→ **PROBLEM STATEMENT**
Exactly how many lines in this material contain the string "数据文件设置"? Reply with the number alone.

→ **RECORDS SHOWN**
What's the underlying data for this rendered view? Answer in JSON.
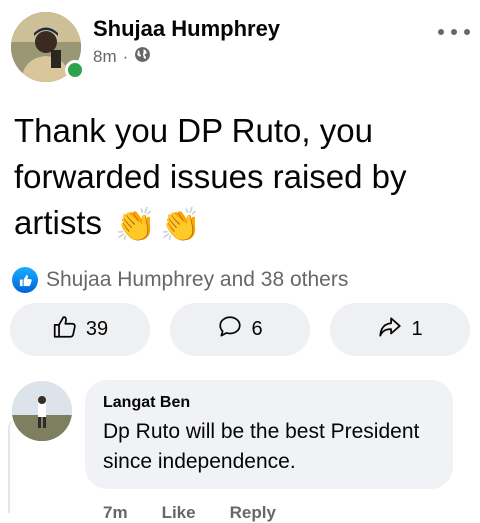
{
  "post": {
    "author": "Shujaa Humphrey",
    "time": "8m",
    "separator": "·",
    "audience_icon": "globe-icon",
    "text": "Thank you DP Ruto, you forwarded issues raised by artists",
    "emoji": [
      "👏",
      "👏"
    ]
  },
  "reactions": {
    "icon": "like-icon",
    "summary": "Shujaa Humphrey and 38 others"
  },
  "actions": {
    "like_count": "39",
    "comment_count": "6",
    "share_count": "1"
  },
  "comment": {
    "author": "Langat Ben",
    "text": "Dp Ruto will be the best President since independence.",
    "time": "7m",
    "like_label": "Like",
    "reply_label": "Reply"
  },
  "colors": {
    "online": "#31a24c",
    "like_blue": "#1877f2",
    "secondary_text": "#65676b",
    "button_bg": "#eff0f2",
    "bubble_bg": "#f0f2f5"
  }
}
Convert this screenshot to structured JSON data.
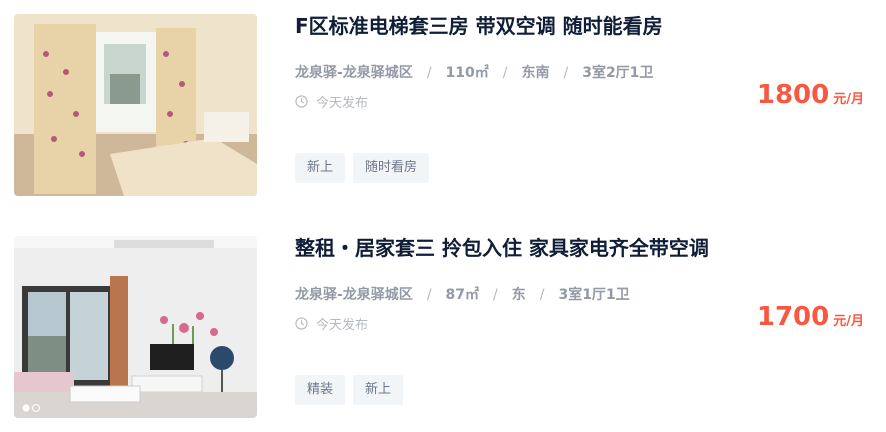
{
  "listings": [
    {
      "title": "F区标准电梯套三房 带双空调 随时能看房",
      "community": "龙泉驿-龙泉驿城区",
      "area": "110㎡",
      "orientation": "东南",
      "layout": "3室2厅1卫",
      "publish_time": "今天发布",
      "price": "1800",
      "price_unit": "元/月",
      "tags": [
        "新上",
        "随时看房"
      ]
    },
    {
      "title": "整租・居家套三 拎包入住 家具家电齐全带空调",
      "community": "龙泉驿-龙泉驿城区",
      "area": "87㎡",
      "orientation": "东",
      "layout": "3室1厅1卫",
      "publish_time": "今天发布",
      "price": "1700",
      "price_unit": "元/月",
      "tags": [
        "精装",
        "新上"
      ]
    }
  ],
  "separator": "/",
  "icons": {
    "time": "clock-icon"
  },
  "colors": {
    "price": "#fa5741",
    "title": "#101d37",
    "meta": "#9399a5",
    "tag_bg": "#f2f5f7"
  }
}
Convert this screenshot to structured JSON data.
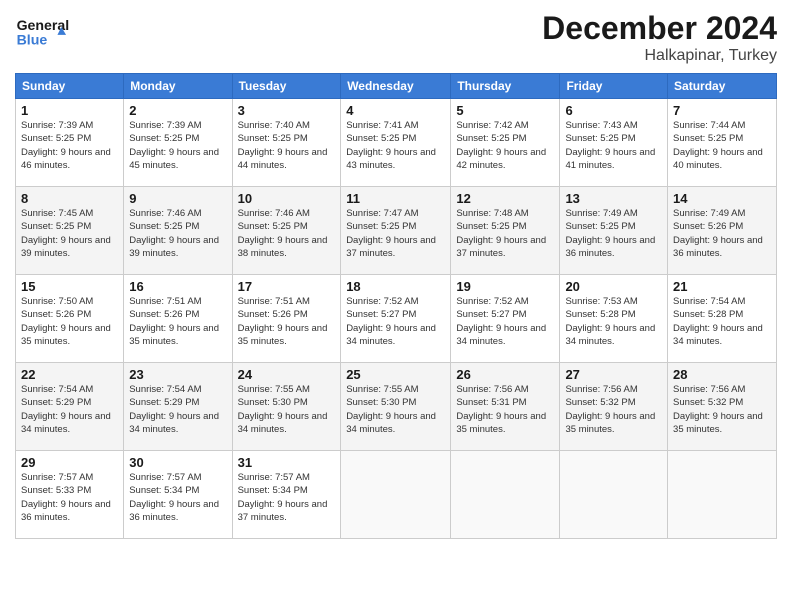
{
  "header": {
    "logo_line1": "General",
    "logo_line2": "Blue",
    "title": "December 2024",
    "subtitle": "Halkapinar, Turkey"
  },
  "weekdays": [
    "Sunday",
    "Monday",
    "Tuesday",
    "Wednesday",
    "Thursday",
    "Friday",
    "Saturday"
  ],
  "weeks": [
    [
      {
        "day": "1",
        "sunrise": "Sunrise: 7:39 AM",
        "sunset": "Sunset: 5:25 PM",
        "daylight": "Daylight: 9 hours and 46 minutes."
      },
      {
        "day": "2",
        "sunrise": "Sunrise: 7:39 AM",
        "sunset": "Sunset: 5:25 PM",
        "daylight": "Daylight: 9 hours and 45 minutes."
      },
      {
        "day": "3",
        "sunrise": "Sunrise: 7:40 AM",
        "sunset": "Sunset: 5:25 PM",
        "daylight": "Daylight: 9 hours and 44 minutes."
      },
      {
        "day": "4",
        "sunrise": "Sunrise: 7:41 AM",
        "sunset": "Sunset: 5:25 PM",
        "daylight": "Daylight: 9 hours and 43 minutes."
      },
      {
        "day": "5",
        "sunrise": "Sunrise: 7:42 AM",
        "sunset": "Sunset: 5:25 PM",
        "daylight": "Daylight: 9 hours and 42 minutes."
      },
      {
        "day": "6",
        "sunrise": "Sunrise: 7:43 AM",
        "sunset": "Sunset: 5:25 PM",
        "daylight": "Daylight: 9 hours and 41 minutes."
      },
      {
        "day": "7",
        "sunrise": "Sunrise: 7:44 AM",
        "sunset": "Sunset: 5:25 PM",
        "daylight": "Daylight: 9 hours and 40 minutes."
      }
    ],
    [
      {
        "day": "8",
        "sunrise": "Sunrise: 7:45 AM",
        "sunset": "Sunset: 5:25 PM",
        "daylight": "Daylight: 9 hours and 39 minutes."
      },
      {
        "day": "9",
        "sunrise": "Sunrise: 7:46 AM",
        "sunset": "Sunset: 5:25 PM",
        "daylight": "Daylight: 9 hours and 39 minutes."
      },
      {
        "day": "10",
        "sunrise": "Sunrise: 7:46 AM",
        "sunset": "Sunset: 5:25 PM",
        "daylight": "Daylight: 9 hours and 38 minutes."
      },
      {
        "day": "11",
        "sunrise": "Sunrise: 7:47 AM",
        "sunset": "Sunset: 5:25 PM",
        "daylight": "Daylight: 9 hours and 37 minutes."
      },
      {
        "day": "12",
        "sunrise": "Sunrise: 7:48 AM",
        "sunset": "Sunset: 5:25 PM",
        "daylight": "Daylight: 9 hours and 37 minutes."
      },
      {
        "day": "13",
        "sunrise": "Sunrise: 7:49 AM",
        "sunset": "Sunset: 5:25 PM",
        "daylight": "Daylight: 9 hours and 36 minutes."
      },
      {
        "day": "14",
        "sunrise": "Sunrise: 7:49 AM",
        "sunset": "Sunset: 5:26 PM",
        "daylight": "Daylight: 9 hours and 36 minutes."
      }
    ],
    [
      {
        "day": "15",
        "sunrise": "Sunrise: 7:50 AM",
        "sunset": "Sunset: 5:26 PM",
        "daylight": "Daylight: 9 hours and 35 minutes."
      },
      {
        "day": "16",
        "sunrise": "Sunrise: 7:51 AM",
        "sunset": "Sunset: 5:26 PM",
        "daylight": "Daylight: 9 hours and 35 minutes."
      },
      {
        "day": "17",
        "sunrise": "Sunrise: 7:51 AM",
        "sunset": "Sunset: 5:26 PM",
        "daylight": "Daylight: 9 hours and 35 minutes."
      },
      {
        "day": "18",
        "sunrise": "Sunrise: 7:52 AM",
        "sunset": "Sunset: 5:27 PM",
        "daylight": "Daylight: 9 hours and 34 minutes."
      },
      {
        "day": "19",
        "sunrise": "Sunrise: 7:52 AM",
        "sunset": "Sunset: 5:27 PM",
        "daylight": "Daylight: 9 hours and 34 minutes."
      },
      {
        "day": "20",
        "sunrise": "Sunrise: 7:53 AM",
        "sunset": "Sunset: 5:28 PM",
        "daylight": "Daylight: 9 hours and 34 minutes."
      },
      {
        "day": "21",
        "sunrise": "Sunrise: 7:54 AM",
        "sunset": "Sunset: 5:28 PM",
        "daylight": "Daylight: 9 hours and 34 minutes."
      }
    ],
    [
      {
        "day": "22",
        "sunrise": "Sunrise: 7:54 AM",
        "sunset": "Sunset: 5:29 PM",
        "daylight": "Daylight: 9 hours and 34 minutes."
      },
      {
        "day": "23",
        "sunrise": "Sunrise: 7:54 AM",
        "sunset": "Sunset: 5:29 PM",
        "daylight": "Daylight: 9 hours and 34 minutes."
      },
      {
        "day": "24",
        "sunrise": "Sunrise: 7:55 AM",
        "sunset": "Sunset: 5:30 PM",
        "daylight": "Daylight: 9 hours and 34 minutes."
      },
      {
        "day": "25",
        "sunrise": "Sunrise: 7:55 AM",
        "sunset": "Sunset: 5:30 PM",
        "daylight": "Daylight: 9 hours and 34 minutes."
      },
      {
        "day": "26",
        "sunrise": "Sunrise: 7:56 AM",
        "sunset": "Sunset: 5:31 PM",
        "daylight": "Daylight: 9 hours and 35 minutes."
      },
      {
        "day": "27",
        "sunrise": "Sunrise: 7:56 AM",
        "sunset": "Sunset: 5:32 PM",
        "daylight": "Daylight: 9 hours and 35 minutes."
      },
      {
        "day": "28",
        "sunrise": "Sunrise: 7:56 AM",
        "sunset": "Sunset: 5:32 PM",
        "daylight": "Daylight: 9 hours and 35 minutes."
      }
    ],
    [
      {
        "day": "29",
        "sunrise": "Sunrise: 7:57 AM",
        "sunset": "Sunset: 5:33 PM",
        "daylight": "Daylight: 9 hours and 36 minutes."
      },
      {
        "day": "30",
        "sunrise": "Sunrise: 7:57 AM",
        "sunset": "Sunset: 5:34 PM",
        "daylight": "Daylight: 9 hours and 36 minutes."
      },
      {
        "day": "31",
        "sunrise": "Sunrise: 7:57 AM",
        "sunset": "Sunset: 5:34 PM",
        "daylight": "Daylight: 9 hours and 37 minutes."
      },
      null,
      null,
      null,
      null
    ]
  ]
}
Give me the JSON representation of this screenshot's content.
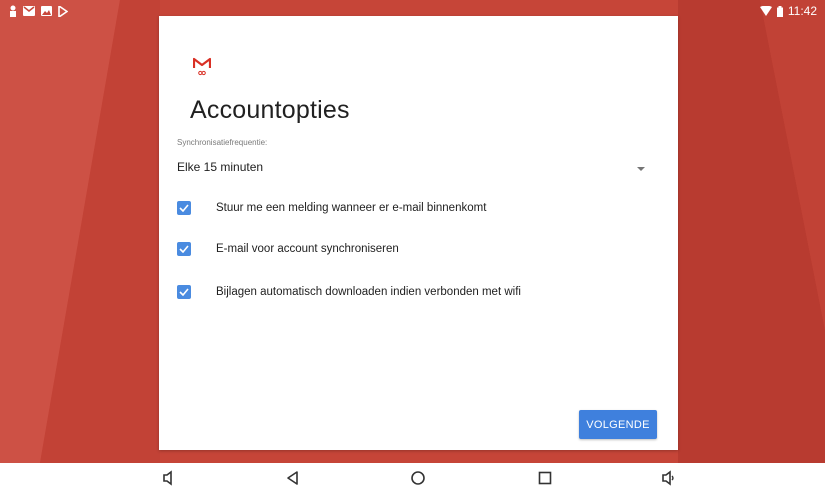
{
  "status_bar": {
    "time": "11:42",
    "left_icons": [
      "person-icon",
      "gmail-notification-icon",
      "image-notification-icon",
      "play-store-icon"
    ],
    "right_icons": [
      "wifi-icon",
      "battery-icon"
    ]
  },
  "card": {
    "title": "Accountopties",
    "sync_label": "Synchronisatiefrequentie:",
    "sync_value": "Elke 15 minuten",
    "options": [
      {
        "label": "Stuur me een melding wanneer er e-mail binnenkomt",
        "checked": true
      },
      {
        "label": "E-mail voor account synchroniseren",
        "checked": true
      },
      {
        "label": "Bijlagen automatisch downloaden indien verbonden met wifi",
        "checked": true
      }
    ],
    "next_label": "VOLGENDE"
  },
  "colors": {
    "background": "#c8473b",
    "accent": "#3f80dd",
    "checkbox": "#4a8be0"
  },
  "nav_bar": {
    "buttons": [
      "volume-down-icon",
      "back-icon",
      "home-icon",
      "recents-icon",
      "volume-up-icon"
    ]
  }
}
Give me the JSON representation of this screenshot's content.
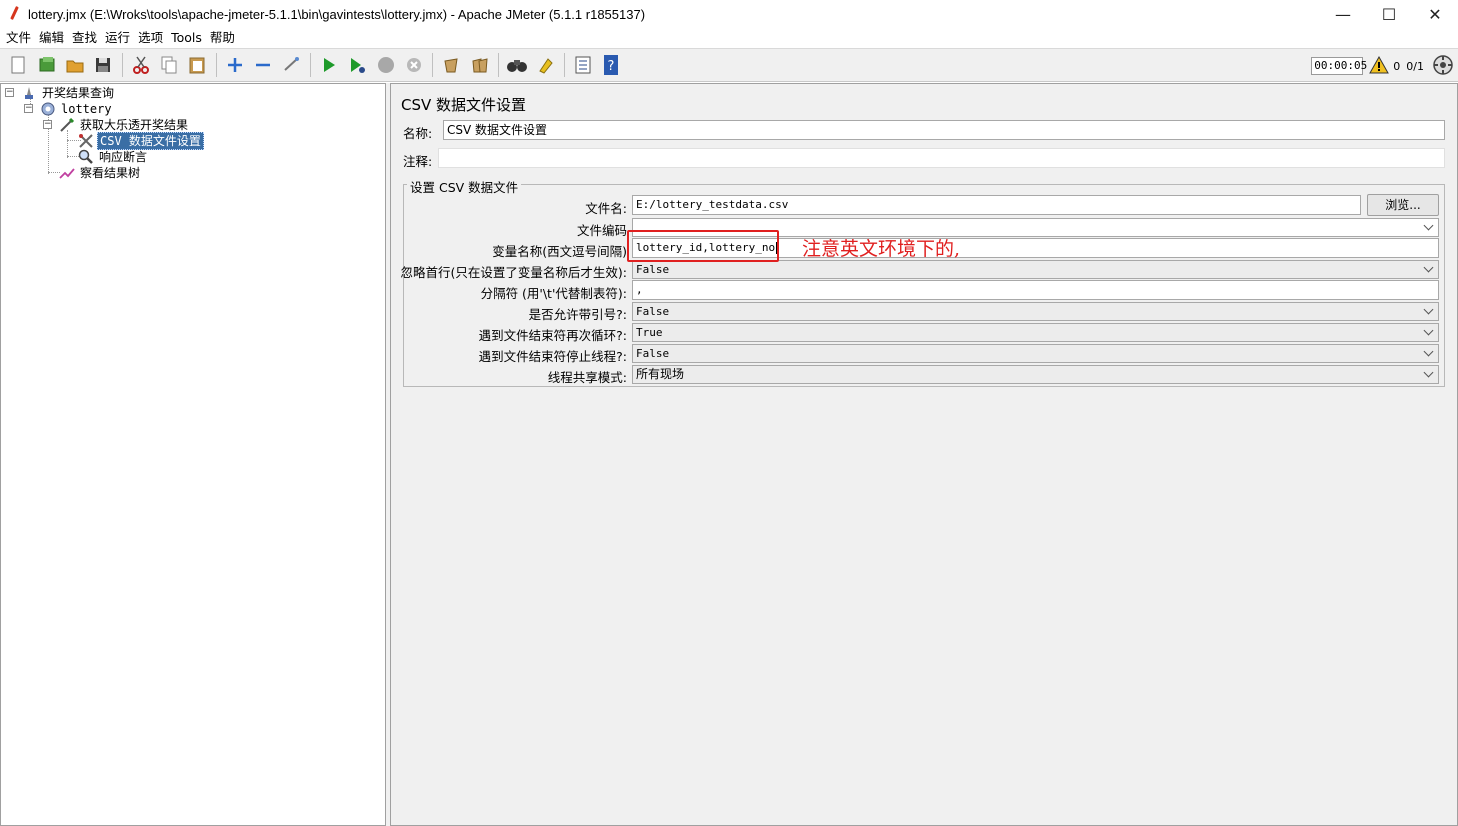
{
  "window": {
    "title": "lottery.jmx (E:\\Wroks\\tools\\apache-jmeter-5.1.1\\bin\\gavintests\\lottery.jmx) - Apache JMeter (5.1.1 r1855137)",
    "minimize": "—",
    "maximize": "☐",
    "close": "✕"
  },
  "menu": [
    "文件",
    "编辑",
    "查找",
    "运行",
    "选项",
    "Tools",
    "帮助"
  ],
  "toolbar": {
    "timer": "00:00:05",
    "warnings": "0",
    "threads": "0/1"
  },
  "tree": {
    "nodes": [
      {
        "label": "开奖结果查询"
      },
      {
        "label": "lottery"
      },
      {
        "label": "获取大乐透开奖结果"
      },
      {
        "label": "CSV 数据文件设置"
      },
      {
        "label": "响应断言"
      },
      {
        "label": "察看结果树"
      }
    ]
  },
  "panel": {
    "title": "CSV 数据文件设置",
    "name_label": "名称:",
    "name_value": "CSV 数据文件设置",
    "comment_label": "注释:",
    "comment_value": "",
    "group_title": "设置 CSV 数据文件",
    "browse_button": "浏览...",
    "fields": {
      "filename_label": "文件名:",
      "filename_value": "E:/lottery_testdata.csv",
      "encoding_label": "文件编码",
      "encoding_value": "",
      "varnames_label": "变量名称(西文逗号间隔)",
      "varnames_value": "lottery_id,lottery_no",
      "ignore_first_label": "忽略首行(只在设置了变量名称后才生效):",
      "ignore_first_value": "False",
      "delimiter_label": "分隔符 (用'\\t'代替制表符):",
      "delimiter_value": ",",
      "quoted_label": "是否允许带引号?:",
      "quoted_value": "False",
      "recycle_label": "遇到文件结束符再次循环?:",
      "recycle_value": "True",
      "stop_label": "遇到文件结束符停止线程?:",
      "stop_value": "False",
      "share_label": "线程共享模式:",
      "share_value": "所有现场"
    }
  },
  "annotation": {
    "text": "注意英文环境下的,",
    "color": "#e02020"
  }
}
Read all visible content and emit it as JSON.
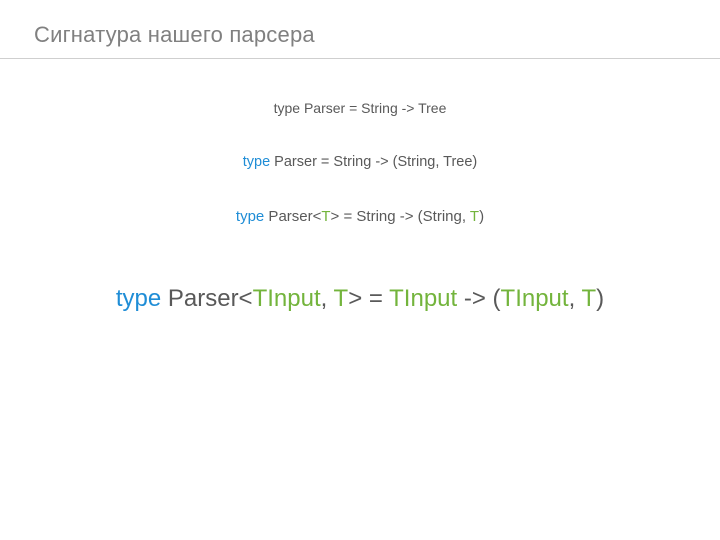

→ **ANSWER**
3